  • In May 2001 the PA General Assembly passed the Educational Improvement Tax Credit program.  This law enables businesses to receive a tax credit, or reduction in actual taxes paid, if they designate this money to an organization such as our Scholastic Opportunity Scholarship (SOS) program.  The response to this program in Pittsburgh and all of Pennsylvania has been gratifying.  Because so many members of the Pennsylvania business community recognize the value of our schools, the Diocese of Pittsburgh was able to attain about $30 million in tax credit funds from businesses for approximately 62,000 students during the past 11 school years.  About $3.8 million more will be awarded in 2013-2014.  All of this has been distributed to students with financial need in grants ranging from $100-$2,500 per student.

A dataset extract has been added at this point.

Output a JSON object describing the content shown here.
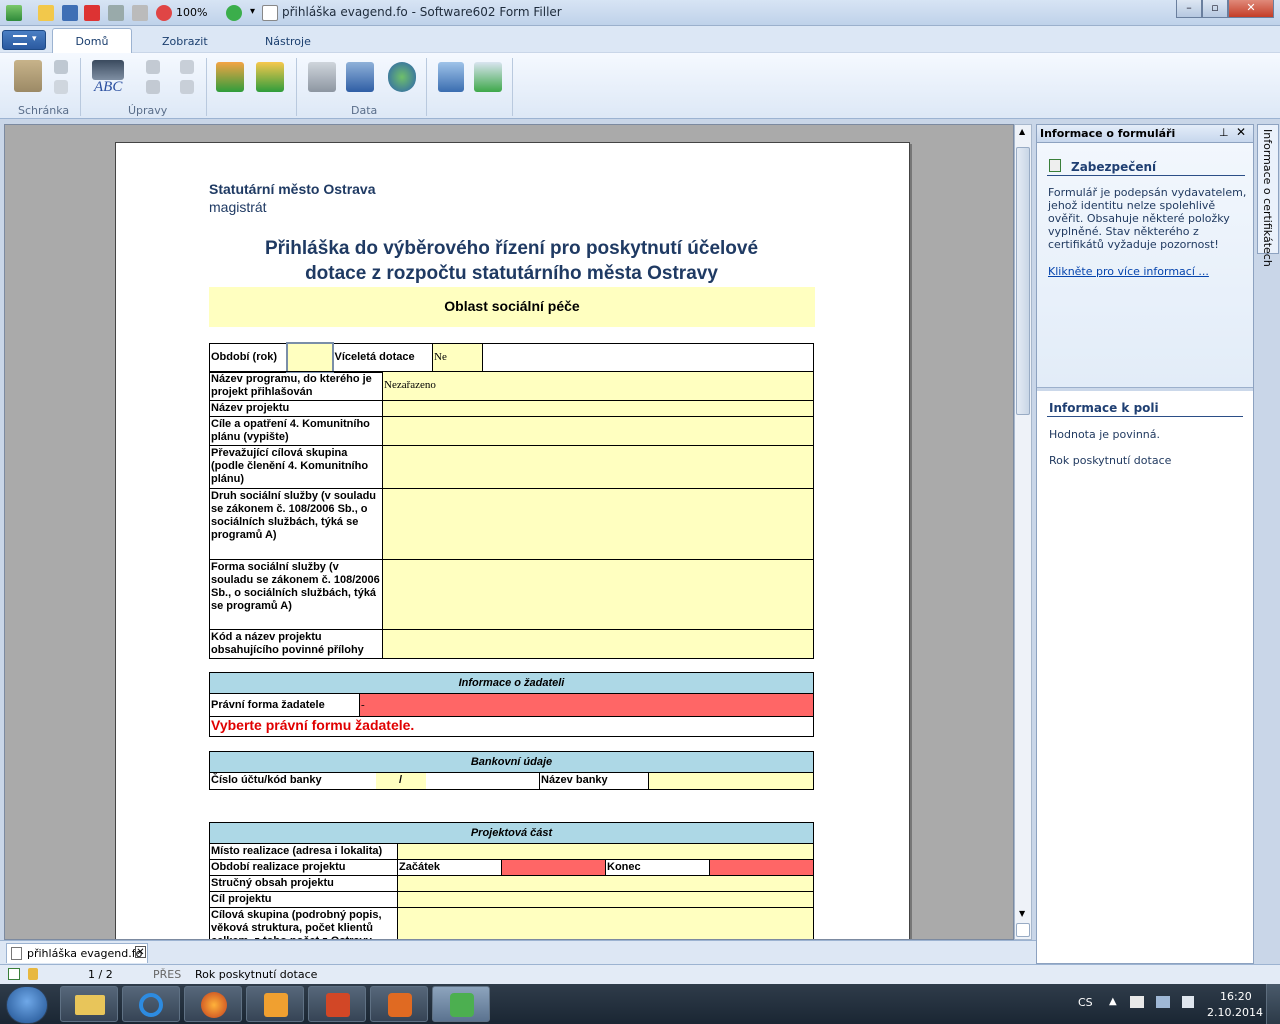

This year, the PA General Assembly has increased the amount in the EITC 1.0 program to $100 million and it has established a new program, the EITC 2.0 program with a limit of $50 million.  The EITC 2.0 program will be available to eligible families residing in the geographic area of the lowest 15 percent of the failing schools in the Commonwealth of Pennsylvania.  Tuition assistance will be provided to these students who choose to go to another public school or to a nonpublic school, with up to $8,500 for regular education students and up to $15,000 for special education students.  The diocese has received approximately 4446,000 in donations that will be awarded to eligible families.

Another important initiative Latusek noted, in the area of administration, was the Department of Catholic Schools’ undertaking in the year 2000, “to follow the mandates of Pennsylvania’s Act 48 of 1999 – continuing professional education of teachers and administrators.”  The Act involves teaching, administrative and superintendent certificates.  As a result of this Act, the Department for Catholic Schools became an Approved Provider for the Pennsylvania Department of Education. 

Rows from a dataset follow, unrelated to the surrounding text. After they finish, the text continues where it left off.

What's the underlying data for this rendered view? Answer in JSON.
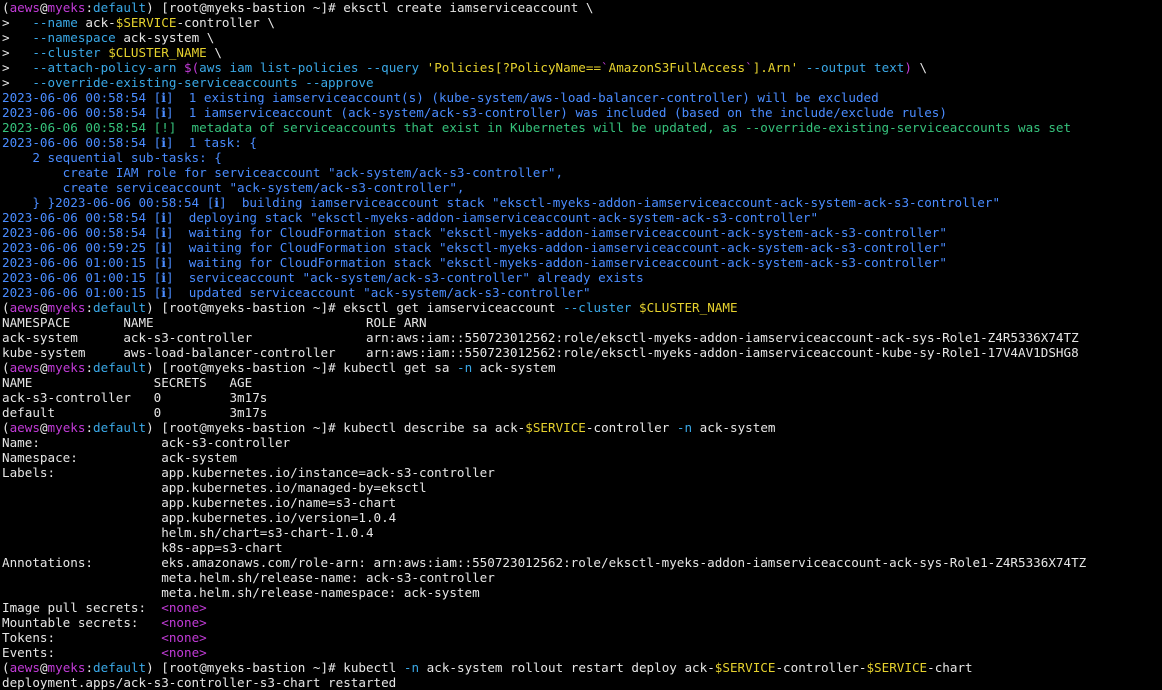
{
  "terminal": {
    "lines": [
      [
        [
          "w",
          "("
        ],
        [
          "m",
          "aews"
        ],
        [
          "w",
          "@"
        ],
        [
          "m",
          "myeks"
        ],
        [
          "w",
          ":"
        ],
        [
          "c",
          "default"
        ],
        [
          "w",
          ") [root@myeks-bastion ~]# eksctl create iamserviceaccount \\"
        ]
      ],
      [
        [
          "w",
          ">   "
        ],
        [
          "c",
          "--name"
        ],
        [
          "w",
          " ack-"
        ],
        [
          "y",
          "$SERVICE"
        ],
        [
          "w",
          "-controller \\"
        ]
      ],
      [
        [
          "w",
          ">   "
        ],
        [
          "c",
          "--namespace"
        ],
        [
          "w",
          " ack-system \\"
        ]
      ],
      [
        [
          "w",
          ">   "
        ],
        [
          "c",
          "--cluster"
        ],
        [
          "w",
          " "
        ],
        [
          "y",
          "$CLUSTER_NAME"
        ],
        [
          "w",
          " \\"
        ]
      ],
      [
        [
          "w",
          ">   "
        ],
        [
          "c",
          "--attach-policy-arn"
        ],
        [
          "w",
          " "
        ],
        [
          "m",
          "$("
        ],
        [
          "c",
          "aws iam list-policies --query "
        ],
        [
          "y",
          "'Policies[?PolicyName=="
        ],
        [
          "m",
          "`"
        ],
        [
          "y",
          "AmazonS3FullAccess"
        ],
        [
          "m",
          "`"
        ],
        [
          "y",
          "].Arn'"
        ],
        [
          "c",
          " --output text"
        ],
        [
          "m",
          ")"
        ],
        [
          "w",
          " \\"
        ]
      ],
      [
        [
          "w",
          ">   "
        ],
        [
          "c",
          "--override-existing-serviceaccounts --approve"
        ]
      ],
      [
        [
          "b",
          "2023-06-06 00:58:54 [ℹ]  1 existing iamserviceaccount(s) (kube-system/aws-load-balancer-controller) will be excluded"
        ]
      ],
      [
        [
          "b",
          "2023-06-06 00:58:54 [ℹ]  1 iamserviceaccount (ack-system/ack-s3-controller) was included (based on the include/exclude rules)"
        ]
      ],
      [
        [
          "g",
          "2023-06-06 00:58:54 [!]  metadata of serviceaccounts that exist in Kubernetes will be updated, as --override-existing-serviceaccounts was set"
        ]
      ],
      [
        [
          "b",
          "2023-06-06 00:58:54 [ℹ]  1 task: {"
        ]
      ],
      [
        [
          "b",
          "    2 sequential sub-tasks: {"
        ]
      ],
      [
        [
          "b",
          "        create IAM role for serviceaccount \"ack-system/ack-s3-controller\","
        ]
      ],
      [
        [
          "b",
          "        create serviceaccount \"ack-system/ack-s3-controller\","
        ]
      ],
      [
        [
          "b",
          "    } }2023-06-06 00:58:54 [ℹ]  building iamserviceaccount stack \"eksctl-myeks-addon-iamserviceaccount-ack-system-ack-s3-controller\""
        ]
      ],
      [
        [
          "b",
          "2023-06-06 00:58:54 [ℹ]  deploying stack \"eksctl-myeks-addon-iamserviceaccount-ack-system-ack-s3-controller\""
        ]
      ],
      [
        [
          "b",
          "2023-06-06 00:58:54 [ℹ]  waiting for CloudFormation stack \"eksctl-myeks-addon-iamserviceaccount-ack-system-ack-s3-controller\""
        ]
      ],
      [
        [
          "b",
          "2023-06-06 00:59:25 [ℹ]  waiting for CloudFormation stack \"eksctl-myeks-addon-iamserviceaccount-ack-system-ack-s3-controller\""
        ]
      ],
      [
        [
          "b",
          "2023-06-06 01:00:15 [ℹ]  waiting for CloudFormation stack \"eksctl-myeks-addon-iamserviceaccount-ack-system-ack-s3-controller\""
        ]
      ],
      [
        [
          "b",
          "2023-06-06 01:00:15 [ℹ]  serviceaccount \"ack-system/ack-s3-controller\" already exists"
        ]
      ],
      [
        [
          "b",
          "2023-06-06 01:00:15 [ℹ]  updated serviceaccount \"ack-system/ack-s3-controller\""
        ]
      ],
      [
        [
          "w",
          "("
        ],
        [
          "m",
          "aews"
        ],
        [
          "w",
          "@"
        ],
        [
          "m",
          "myeks"
        ],
        [
          "w",
          ":"
        ],
        [
          "c",
          "default"
        ],
        [
          "w",
          ") [root@myeks-bastion ~]# eksctl get iamserviceaccount "
        ],
        [
          "c",
          "--cluster"
        ],
        [
          "w",
          " "
        ],
        [
          "y",
          "$CLUSTER_NAME"
        ]
      ],
      [
        [
          "w",
          "NAMESPACE       NAME                            ROLE ARN"
        ]
      ],
      [
        [
          "w",
          "ack-system      ack-s3-controller               arn:aws:iam::550723012562:role/eksctl-myeks-addon-iamserviceaccount-ack-sys-Role1-Z4R5336X74TZ"
        ]
      ],
      [
        [
          "w",
          "kube-system     aws-load-balancer-controller    arn:aws:iam::550723012562:role/eksctl-myeks-addon-iamserviceaccount-kube-sy-Role1-17V4AV1DSHG8"
        ]
      ],
      [
        [
          "w",
          "("
        ],
        [
          "m",
          "aews"
        ],
        [
          "w",
          "@"
        ],
        [
          "m",
          "myeks"
        ],
        [
          "w",
          ":"
        ],
        [
          "c",
          "default"
        ],
        [
          "w",
          ") [root@myeks-bastion ~]# kubectl get sa "
        ],
        [
          "c",
          "-n"
        ],
        [
          "w",
          " ack-system"
        ]
      ],
      [
        [
          "w",
          "NAME                SECRETS   AGE"
        ]
      ],
      [
        [
          "w",
          "ack-s3-controller   0         3m17s"
        ]
      ],
      [
        [
          "w",
          "default             0         3m17s"
        ]
      ],
      [
        [
          "w",
          "("
        ],
        [
          "m",
          "aews"
        ],
        [
          "w",
          "@"
        ],
        [
          "m",
          "myeks"
        ],
        [
          "w",
          ":"
        ],
        [
          "c",
          "default"
        ],
        [
          "w",
          ") [root@myeks-bastion ~]# kubectl describe sa ack-"
        ],
        [
          "y",
          "$SERVICE"
        ],
        [
          "w",
          "-controller "
        ],
        [
          "c",
          "-n"
        ],
        [
          "w",
          " ack-system"
        ]
      ],
      [
        [
          "w",
          "Name:                ack-s3-controller"
        ]
      ],
      [
        [
          "w",
          "Namespace:           ack-system"
        ]
      ],
      [
        [
          "w",
          "Labels:              app.kubernetes.io/instance=ack-s3-controller"
        ]
      ],
      [
        [
          "w",
          "                     app.kubernetes.io/managed-by=eksctl"
        ]
      ],
      [
        [
          "w",
          "                     app.kubernetes.io/name=s3-chart"
        ]
      ],
      [
        [
          "w",
          "                     app.kubernetes.io/version=1.0.4"
        ]
      ],
      [
        [
          "w",
          "                     helm.sh/chart=s3-chart-1.0.4"
        ]
      ],
      [
        [
          "w",
          "                     k8s-app=s3-chart"
        ]
      ],
      [
        [
          "w",
          "Annotations:         eks.amazonaws.com/role-arn: arn:aws:iam::550723012562:role/eksctl-myeks-addon-iamserviceaccount-ack-sys-Role1-Z4R5336X74TZ"
        ]
      ],
      [
        [
          "w",
          "                     meta.helm.sh/release-name: ack-s3-controller"
        ]
      ],
      [
        [
          "w",
          "                     meta.helm.sh/release-namespace: ack-system"
        ]
      ],
      [
        [
          "w",
          "Image pull secrets:  "
        ],
        [
          "m",
          "<none>"
        ]
      ],
      [
        [
          "w",
          "Mountable secrets:   "
        ],
        [
          "m",
          "<none>"
        ]
      ],
      [
        [
          "w",
          "Tokens:              "
        ],
        [
          "m",
          "<none>"
        ]
      ],
      [
        [
          "w",
          "Events:              "
        ],
        [
          "m",
          "<none>"
        ]
      ],
      [
        [
          "w",
          "("
        ],
        [
          "m",
          "aews"
        ],
        [
          "w",
          "@"
        ],
        [
          "m",
          "myeks"
        ],
        [
          "w",
          ":"
        ],
        [
          "c",
          "default"
        ],
        [
          "w",
          ") [root@myeks-bastion ~]# kubectl "
        ],
        [
          "c",
          "-n"
        ],
        [
          "w",
          " ack-system rollout restart deploy ack-"
        ],
        [
          "y",
          "$SERVICE"
        ],
        [
          "w",
          "-controller-"
        ],
        [
          "y",
          "$SERVICE"
        ],
        [
          "w",
          "-chart"
        ]
      ],
      [
        [
          "w",
          "deployment.apps/ack-s3-controller-s3-chart restarted"
        ]
      ]
    ]
  }
}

“Our application to continue to be an Approved Provider was tentatively approved by PDE for the period July 1, 2012 through June 30, 2015.  Our approximately 1600 professionally certificated educators in the Diocese of Pittsburgh have completed their thirteenth full year of in-service activities associated with this Act and all of them have not only attained the mandated hours and credits but have far exceeded them,” Latusek said.

Also, regarding our teaching staff, the eight Catholic high schools whose teachers are represented by the Federation of Pittsburgh Diocesan Teachers have a contract that expired August 31, 2013 and through mutual agreement negotiations continue to finalize a new contract.  In addition, the 31 elementary schools whose teachers are represented by the Federation of Pittsburgh Diocesan Teachers have a contract in place that extends through August 31, 2014.  St. Anthony School Programs, whose teachers are also represented by the Federation, has a contract that extends through August 31, 2014.

Latusek concluded his remarks with a reference to a central element of Catholic schools.  “The centerpiece of our work is faith, and it is supported by 185 consecutive years of quality education, working to educate not only the mind, but the heart and soul as well.”

“Excellent academics are important; instilling values is vital. But without faith, there is no reason for Catholic schools.  And by every account, parents are choosing our schools because they teach strong moral values in a disciplined environment – clearly a recipe for helping all children in our schools achieve their highest potential.  They become contributing members of their communities, implementing the values of caring, of service, of the dignity of human life they learned at home and in our classrooms.  As with our schools themselves, our graduates become a source of hope for the world.  And weare extremely grateful to our bishop, Bishop David Zubik, who provides tremendous leadership and great support for our Catholic schools.”

Latusek finally acknowledged “the tremendous leadership and dedication of Dr. Robert L. Paserba, Secretary for Education and Evangelization who will be retiring at the end of this calendar year after 50 years of service in education and 20 of those years here at the diocese.”